The appeal of historic 'La’al Ratty' railway reaches overseas visitors

It's full steam ahead for one of the UK’s oldest railways as it prepares to welcome more global visitors than ever before once international travel fully reopens.


Built in 1859, Ravenglass and Eskdale Railway, Britain’s narrowest gauge railway, is now a popular tourist attraction with people across the world wanting to clamber on board the steam locomotives on the iconic La’al Ratty - Cumbrian dialect for Little Way.


With the help of match funding from the government’s Department for International Trade, the historic railway has spread its profile beyond European tourist markets and successfully reached out to visitors in Japan, China, India and America.


The Department for International Trade, supported by the Cumbria LEP, offers Cumbrian businesses wishing to export goods or reach international markets match funding up to £9,000 through its Internationalisation Fund, with the railway using the fund as a contribution towards its large scale marketing campaign for overseas audiences.


With previous funding in 2019, members of the railway team visited China and India to showcase the wonders of La’al Ratty to potential new visitors and the attraction has benefitted from further funding this year to allow it to invest in improving its website and produce media content to raise its profile to international audiences in preparation for the return of inbound travel.


Rachel Bell, Head of Marketing and Business Development at Ravenglass and Eskdale Railway, said: “The Covid-19 pandemic has had a huge impact on the railway as we haven’t been able to welcome some guests to enjoy the attraction over the past couple of years, especially those from other countries - more specifically from different continents.


“We are delighted to receive further funding from the Department for International Trade’s Internationalisation Fund which we used to improve our website, IT consultancy, ticketing systems and marketing and photography to showcase the railway to our chosen target countries.


“Before the pandemic, we travelled to China and India, again with support from the Department for International Trade, and we have been able to build on the contacts we made. Our additional marketing has put us in a position to attract more potential visitors from these countries.

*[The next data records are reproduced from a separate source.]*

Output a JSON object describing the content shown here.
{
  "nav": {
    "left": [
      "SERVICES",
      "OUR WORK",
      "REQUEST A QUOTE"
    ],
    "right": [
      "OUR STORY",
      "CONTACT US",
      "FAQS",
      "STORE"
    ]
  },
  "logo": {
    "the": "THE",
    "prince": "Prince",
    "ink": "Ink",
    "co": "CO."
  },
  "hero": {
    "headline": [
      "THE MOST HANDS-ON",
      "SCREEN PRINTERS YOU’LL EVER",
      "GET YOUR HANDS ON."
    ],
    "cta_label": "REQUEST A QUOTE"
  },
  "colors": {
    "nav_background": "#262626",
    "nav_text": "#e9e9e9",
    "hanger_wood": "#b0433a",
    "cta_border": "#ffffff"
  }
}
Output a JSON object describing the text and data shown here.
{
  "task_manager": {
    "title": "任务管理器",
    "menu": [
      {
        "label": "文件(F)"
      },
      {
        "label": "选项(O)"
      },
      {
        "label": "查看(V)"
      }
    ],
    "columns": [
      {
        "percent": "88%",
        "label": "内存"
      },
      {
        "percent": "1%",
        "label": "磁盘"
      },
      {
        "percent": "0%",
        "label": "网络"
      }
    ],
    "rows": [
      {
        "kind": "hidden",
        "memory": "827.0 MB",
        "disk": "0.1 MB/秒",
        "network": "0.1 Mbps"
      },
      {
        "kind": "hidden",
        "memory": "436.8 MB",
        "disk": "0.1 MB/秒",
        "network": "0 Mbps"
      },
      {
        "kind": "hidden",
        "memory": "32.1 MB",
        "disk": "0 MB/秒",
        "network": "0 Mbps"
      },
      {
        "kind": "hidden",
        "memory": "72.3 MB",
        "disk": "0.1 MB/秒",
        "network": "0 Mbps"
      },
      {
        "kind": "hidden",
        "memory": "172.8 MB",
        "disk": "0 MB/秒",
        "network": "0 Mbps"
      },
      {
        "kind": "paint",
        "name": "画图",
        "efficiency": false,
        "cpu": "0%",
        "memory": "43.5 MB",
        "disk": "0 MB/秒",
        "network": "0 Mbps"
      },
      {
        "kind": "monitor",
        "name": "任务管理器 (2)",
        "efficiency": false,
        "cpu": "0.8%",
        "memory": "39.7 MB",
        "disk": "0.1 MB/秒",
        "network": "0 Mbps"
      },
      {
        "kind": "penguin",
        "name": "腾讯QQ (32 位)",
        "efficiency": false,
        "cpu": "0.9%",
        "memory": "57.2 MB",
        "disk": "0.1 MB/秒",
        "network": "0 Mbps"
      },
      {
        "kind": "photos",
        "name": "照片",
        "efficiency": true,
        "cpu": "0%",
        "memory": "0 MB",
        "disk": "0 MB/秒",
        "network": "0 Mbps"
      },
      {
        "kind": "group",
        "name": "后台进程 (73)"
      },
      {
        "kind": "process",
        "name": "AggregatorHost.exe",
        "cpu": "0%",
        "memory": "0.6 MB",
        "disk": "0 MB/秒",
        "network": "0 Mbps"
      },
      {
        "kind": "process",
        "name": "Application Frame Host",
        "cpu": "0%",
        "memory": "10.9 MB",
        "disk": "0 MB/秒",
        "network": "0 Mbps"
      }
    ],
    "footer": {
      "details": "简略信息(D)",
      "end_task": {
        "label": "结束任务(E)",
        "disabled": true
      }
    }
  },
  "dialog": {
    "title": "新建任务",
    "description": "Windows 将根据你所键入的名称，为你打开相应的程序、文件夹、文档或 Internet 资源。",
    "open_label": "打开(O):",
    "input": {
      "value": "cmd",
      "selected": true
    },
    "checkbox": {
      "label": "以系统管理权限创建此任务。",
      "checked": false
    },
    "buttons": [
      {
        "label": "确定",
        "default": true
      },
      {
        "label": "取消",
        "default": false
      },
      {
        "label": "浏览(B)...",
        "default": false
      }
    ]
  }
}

“La’al Ratty is a wonderful, historic attraction which brings so many people a lot of joy when they pay a visit, so we’re putting in the work now to make sure we are fully prepared to host our overseas guests.”


Rachel said the funding application for the Internationalisation Fund was very easy to navigate, and she would recommend any Cumbrian business targeting international audiences to inquire about the grants available.


She said: “The funding has been such a huge benefit to us in our aim of reaching overseas markets and has allowed us to reach a wider audience. This is a fund more Cumbrian businesses should be using as it can really help change the dynamics of how they work.”


Ravenglass and Eskdale Railway is just one of the many Cumbrian businesses reaching international customers supported by the Department for International Trade.


Sarah Peak, the Department for International Trade’s Export Manager for Cumbria, said: “Many people think that companies need to ship out products to be classed as an exports business, and don’t realise that services are also a highly exportable commodity.


“Ravenglass and Eskdale Railway is the perfect example of how a locally based company can export its services to such a large, worldwide audience and reap the benefits of doing so.


“The railway is a huge success story for Cumbria and something we’re all rightly proud of, and we are here to assist other local businesses get their profile and services known more widely across the globe.


“The Department for International Trade offers free support and we’re always on hand to assist all Cumbrian businesses with their export ambitions and potential.”


Cumbrian businesses wishing to access free support and guidance should contact Sarah Peak, the Department for International Trade’s Export Manager for Cumbria, on


More information about Ravenglass and Eskdale Railway, which will host its popular gala over the first Bank Holiday weekend in May, can be found at